Return each entry below exactly. Skip the images.
BEGIN Records provided
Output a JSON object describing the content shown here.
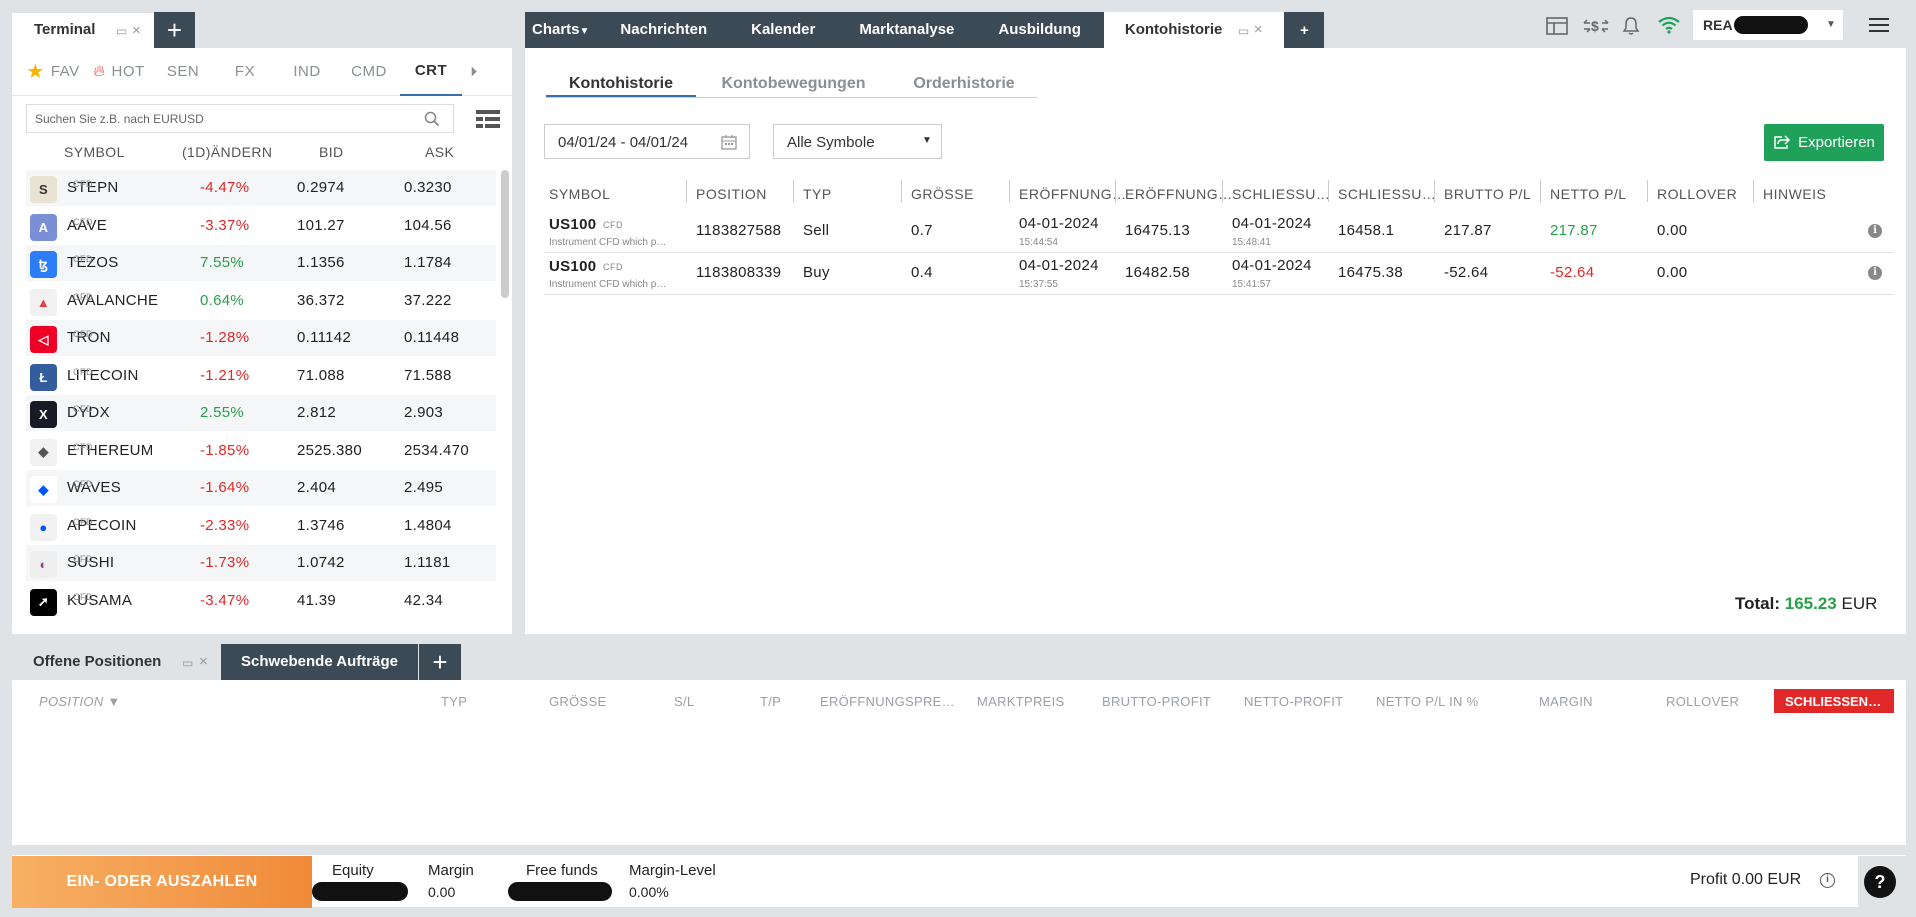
{
  "terminal": {
    "tab_label": "Terminal",
    "categories": [
      {
        "label": "FAV",
        "icon": "star-icon"
      },
      {
        "label": "HOT",
        "icon": "fire-icon"
      },
      {
        "label": "SEN"
      },
      {
        "label": "FX"
      },
      {
        "label": "IND"
      },
      {
        "label": "CMD"
      },
      {
        "label": "CRT"
      }
    ],
    "active_category": "CRT",
    "search_placeholder": "Suchen Sie z.B. nach EURUSD",
    "columns": [
      "SYMBOL",
      "(1D)ÄNDERN",
      "BID",
      "ASK"
    ],
    "rows": [
      {
        "symbol": "STEPN",
        "tag": "CFD",
        "change": "-4.47%",
        "bid": "0.2974",
        "ask": "0.3230",
        "dir": "neg",
        "color": "#e9e3d4",
        "fg": "#333",
        "glyph": "S"
      },
      {
        "symbol": "AAVE",
        "tag": "CFD",
        "change": "-3.37%",
        "bid": "101.27",
        "ask": "104.56",
        "dir": "neg",
        "color": "#7b8fd6",
        "fg": "#fff",
        "glyph": "A"
      },
      {
        "symbol": "TEZOS",
        "tag": "CFD",
        "change": "7.55%",
        "bid": "1.1356",
        "ask": "1.1784",
        "dir": "pos",
        "color": "#2c7df7",
        "fg": "#fff",
        "glyph": "ꜩ"
      },
      {
        "symbol": "AVALANCHE",
        "tag": "CFD",
        "change": "0.64%",
        "bid": "36.372",
        "ask": "37.222",
        "dir": "pos",
        "color": "#f1f1f1",
        "fg": "#e84142",
        "glyph": "▲"
      },
      {
        "symbol": "TRON",
        "tag": "CFD",
        "change": "-1.28%",
        "bid": "0.11142",
        "ask": "0.11448",
        "dir": "neg",
        "color": "#ef0027",
        "fg": "#fff",
        "glyph": "◁"
      },
      {
        "symbol": "LITECOIN",
        "tag": "CFD",
        "change": "-1.21%",
        "bid": "71.088",
        "ask": "71.588",
        "dir": "neg",
        "color": "#345d9d",
        "fg": "#fff",
        "glyph": "Ł"
      },
      {
        "symbol": "DYDX",
        "tag": "CFD",
        "change": "2.55%",
        "bid": "2.812",
        "ask": "2.903",
        "dir": "pos",
        "color": "#1a1a27",
        "fg": "#fff",
        "glyph": "X"
      },
      {
        "symbol": "ETHEREUM",
        "tag": "CFD",
        "change": "-1.85%",
        "bid": "2525.380",
        "ask": "2534.470",
        "dir": "neg",
        "color": "#f1f1f1",
        "fg": "#555",
        "glyph": "◆"
      },
      {
        "symbol": "WAVES",
        "tag": "CFD",
        "change": "-1.64%",
        "bid": "2.404",
        "ask": "2.495",
        "dir": "neg",
        "color": "#fff",
        "fg": "#0155ff",
        "glyph": "◆"
      },
      {
        "symbol": "APECOIN",
        "tag": "CFD",
        "change": "-2.33%",
        "bid": "1.3746",
        "ask": "1.4804",
        "dir": "neg",
        "color": "#f1f1f1",
        "fg": "#0054f9",
        "glyph": "●"
      },
      {
        "symbol": "SUSHI",
        "tag": "CFD",
        "change": "-1.73%",
        "bid": "1.0742",
        "ask": "1.1181",
        "dir": "neg",
        "color": "#eee",
        "fg": "#8d3f91",
        "glyph": "◐"
      },
      {
        "symbol": "KUSAMA",
        "tag": "CFD",
        "change": "-3.47%",
        "bid": "41.39",
        "ask": "42.34",
        "dir": "neg",
        "color": "#000",
        "fg": "#fff",
        "glyph": "➚"
      }
    ]
  },
  "topnav": {
    "items": [
      "Charts",
      "Nachrichten",
      "Kalender",
      "Marktanalyse",
      "Ausbildung",
      "Kontohistorie"
    ],
    "active": "Kontohistorie"
  },
  "account": {
    "label": "REA"
  },
  "history": {
    "tabs": [
      "Kontohistorie",
      "Kontobewegungen",
      "Orderhistorie"
    ],
    "date_range": "04/01/24 - 04/01/24",
    "symbol_filter": "Alle Symbole",
    "export_label": "Exportieren",
    "columns": [
      "SYMBOL",
      "POSITION",
      "TYP",
      "GRÖSSE",
      "ERÖFFNUNG…",
      "ERÖFFNUNG…",
      "SCHLIESSU…",
      "SCHLIESSU…",
      "BRUTTO P/L",
      "NETTO P/L",
      "ROLLOVER",
      "HINWEIS"
    ],
    "rows": [
      {
        "symbol": "US100",
        "tag": "CFD",
        "desc": "Instrument CFD which p…",
        "position": "1183827588",
        "type": "Sell",
        "size": "0.7",
        "open_date": "04-01-2024",
        "open_time": "15:44:54",
        "open_price": "16475.13",
        "close_date": "04-01-2024",
        "close_time": "15:48:41",
        "close_price": "16458.1",
        "gross": "217.87",
        "net": "217.87",
        "net_dir": "pos",
        "rollover": "0.00"
      },
      {
        "symbol": "US100",
        "tag": "CFD",
        "desc": "Instrument CFD which p…",
        "position": "1183808339",
        "type": "Buy",
        "size": "0.4",
        "open_date": "04-01-2024",
        "open_time": "15:37:55",
        "open_price": "16482.58",
        "close_date": "04-01-2024",
        "close_time": "15:41:57",
        "close_price": "16475.38",
        "gross": "-52.64",
        "net": "-52.64",
        "net_dir": "neg",
        "rollover": "0.00"
      }
    ],
    "total_label": "Total:",
    "total_value": "165.23",
    "total_currency": "EUR"
  },
  "bottom": {
    "tabs": [
      "Offene Positionen",
      "Schwebende Aufträge"
    ],
    "columns": [
      "POSITION ▼",
      "TYP",
      "GRÖSSE",
      "S/L",
      "T/P",
      "ERÖFFNUNGSPRE…",
      "MARKTPREIS",
      "BRUTTO-PROFIT",
      "NETTO-PROFIT",
      "NETTO P/L IN %",
      "MARGIN",
      "ROLLOVER"
    ],
    "close_all": "SCHLIESSEN…"
  },
  "footer": {
    "deposit": "EIN- ODER AUSZAHLEN",
    "equity_label": "Equity",
    "margin_label": "Margin",
    "margin_value": "0.00",
    "free_label": "Free funds",
    "level_label": "Margin-Level",
    "level_value": "0.00%",
    "profit_label": "Profit",
    "profit_value": "0.00 EUR",
    "help": "?"
  },
  "colors": {
    "accent": "#3b6ea8",
    "dark": "#3b4a54",
    "green": "#27a048",
    "red": "#e02828",
    "export": "#1fa15a",
    "deposit": "#f39b4c"
  }
}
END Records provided
Written reply:
Output a JSON object describing the content shown here.
{
  "terminal": {
    "tab_label": "Terminal",
    "categories": [
      {
        "label": "FAV",
        "icon": "star-icon"
      },
      {
        "label": "HOT",
        "icon": "fire-icon"
      },
      {
        "label": "SEN"
      },
      {
        "label": "FX"
      },
      {
        "label": "IND"
      },
      {
        "label": "CMD"
      },
      {
        "label": "CRT"
      }
    ],
    "active_category": "CRT",
    "search_placeholder": "Suchen Sie z.B. nach EURUSD",
    "columns": [
      "SYMBOL",
      "(1D)ÄNDERN",
      "BID",
      "ASK"
    ],
    "rows": [
      {
        "symbol": "STEPN",
        "tag": "CFD",
        "change": "-4.47%",
        "bid": "0.2974",
        "ask": "0.3230",
        "dir": "neg",
        "color": "#e9e3d4",
        "fg": "#333",
        "glyph": "S"
      },
      {
        "symbol": "AAVE",
        "tag": "CFD",
        "change": "-3.37%",
        "bid": "101.27",
        "ask": "104.56",
        "dir": "neg",
        "color": "#7b8fd6",
        "fg": "#fff",
        "glyph": "A"
      },
      {
        "symbol": "TEZOS",
        "tag": "CFD",
        "change": "7.55%",
        "bid": "1.1356",
        "ask": "1.1784",
        "dir": "pos",
        "color": "#2c7df7",
        "fg": "#fff",
        "glyph": "ꜩ"
      },
      {
        "symbol": "AVALANCHE",
        "tag": "CFD",
        "change": "0.64%",
        "bid": "36.372",
        "ask": "37.222",
        "dir": "pos",
        "color": "#f1f1f1",
        "fg": "#e84142",
        "glyph": "▲"
      },
      {
        "symbol": "TRON",
        "tag": "CFD",
        "change": "-1.28%",
        "bid": "0.11142",
        "ask": "0.11448",
        "dir": "neg",
        "color": "#ef0027",
        "fg": "#fff",
        "glyph": "◁"
      },
      {
        "symbol": "LITECOIN",
        "tag": "CFD",
        "change": "-1.21%",
        "bid": "71.088",
        "ask": "71.588",
        "dir": "neg",
        "color": "#345d9d",
        "fg": "#fff",
        "glyph": "Ł"
      },
      {
        "symbol": "DYDX",
        "tag": "CFD",
        "change": "2.55%",
        "bid": "2.812",
        "ask": "2.903",
        "dir": "pos",
        "color": "#1a1a27",
        "fg": "#fff",
        "glyph": "X"
      },
      {
        "symbol": "ETHEREUM",
        "tag": "CFD",
        "change": "-1.85%",
        "bid": "2525.380",
        "ask": "2534.470",
        "dir": "neg",
        "color": "#f1f1f1",
        "fg": "#555",
        "glyph": "◆"
      },
      {
        "symbol": "WAVES",
        "tag": "CFD",
        "change": "-1.64%",
        "bid": "2.404",
        "ask": "2.495",
        "dir": "neg",
        "color": "#fff",
        "fg": "#0155ff",
        "glyph": "◆"
      },
      {
        "symbol": "APECOIN",
        "tag": "CFD",
        "change": "-2.33%",
        "bid": "1.3746",
        "ask": "1.4804",
        "dir": "neg",
        "color": "#f1f1f1",
        "fg": "#0054f9",
        "glyph": "●"
      },
      {
        "symbol": "SUSHI",
        "tag": "CFD",
        "change": "-1.73%",
        "bid": "1.0742",
        "ask": "1.1181",
        "dir": "neg",
        "color": "#eee",
        "fg": "#8d3f91",
        "glyph": "◐"
      },
      {
        "symbol": "KUSAMA",
        "tag": "CFD",
        "change": "-3.47%",
        "bid": "41.39",
        "ask": "42.34",
        "dir": "neg",
        "color": "#000",
        "fg": "#fff",
        "glyph": "➚"
      }
    ]
  },
  "topnav": {
    "items": [
      "Charts",
      "Nachrichten",
      "Kalender",
      "Marktanalyse",
      "Ausbildung",
      "Kontohistorie"
    ],
    "active": "Kontohistorie"
  },
  "account": {
    "label": "REA"
  },
  "history": {
    "tabs": [
      "Kontohistorie",
      "Kontobewegungen",
      "Orderhistorie"
    ],
    "date_range": "04/01/24 - 04/01/24",
    "symbol_filter": "Alle Symbole",
    "export_label": "Exportieren",
    "columns": [
      "SYMBOL",
      "POSITION",
      "TYP",
      "GRÖSSE",
      "ERÖFFNUNG…",
      "ERÖFFNUNG…",
      "SCHLIESSU…",
      "SCHLIESSU…",
      "BRUTTO P/L",
      "NETTO P/L",
      "ROLLOVER",
      "HINWEIS"
    ],
    "rows": [
      {
        "symbol": "US100",
        "tag": "CFD",
        "desc": "Instrument CFD which p…",
        "position": "1183827588",
        "type": "Sell",
        "size": "0.7",
        "open_date": "04-01-2024",
        "open_time": "15:44:54",
        "open_price": "16475.13",
        "close_date": "04-01-2024",
        "close_time": "15:48:41",
        "close_price": "16458.1",
        "gross": "217.87",
        "net": "217.87",
        "net_dir": "pos",
        "rollover": "0.00"
      },
      {
        "symbol": "US100",
        "tag": "CFD",
        "desc": "Instrument CFD which p…",
        "position": "1183808339",
        "type": "Buy",
        "size": "0.4",
        "open_date": "04-01-2024",
        "open_time": "15:37:55",
        "open_price": "16482.58",
        "close_date": "04-01-2024",
        "close_time": "15:41:57",
        "close_price": "16475.38",
        "gross": "-52.64",
        "net": "-52.64",
        "net_dir": "neg",
        "rollover": "0.00"
      }
    ],
    "total_label": "Total:",
    "total_value": "165.23",
    "total_currency": "EUR"
  },
  "bottom": {
    "tabs": [
      "Offene Positionen",
      "Schwebende Aufträge"
    ],
    "columns": [
      "POSITION ▼",
      "TYP",
      "GRÖSSE",
      "S/L",
      "T/P",
      "ERÖFFNUNGSPRE…",
      "MARKTPREIS",
      "BRUTTO-PROFIT",
      "NETTO-PROFIT",
      "NETTO P/L IN %",
      "MARGIN",
      "ROLLOVER"
    ],
    "close_all": "SCHLIESSEN…"
  },
  "footer": {
    "deposit": "EIN- ODER AUSZAHLEN",
    "equity_label": "Equity",
    "margin_label": "Margin",
    "margin_value": "0.00",
    "free_label": "Free funds",
    "level_label": "Margin-Level",
    "level_value": "0.00%",
    "profit_label": "Profit",
    "profit_value": "0.00 EUR",
    "help": "?"
  },
  "colors": {
    "accent": "#3b6ea8",
    "dark": "#3b4a54",
    "green": "#27a048",
    "red": "#e02828",
    "export": "#1fa15a",
    "deposit": "#f39b4c"
  }
}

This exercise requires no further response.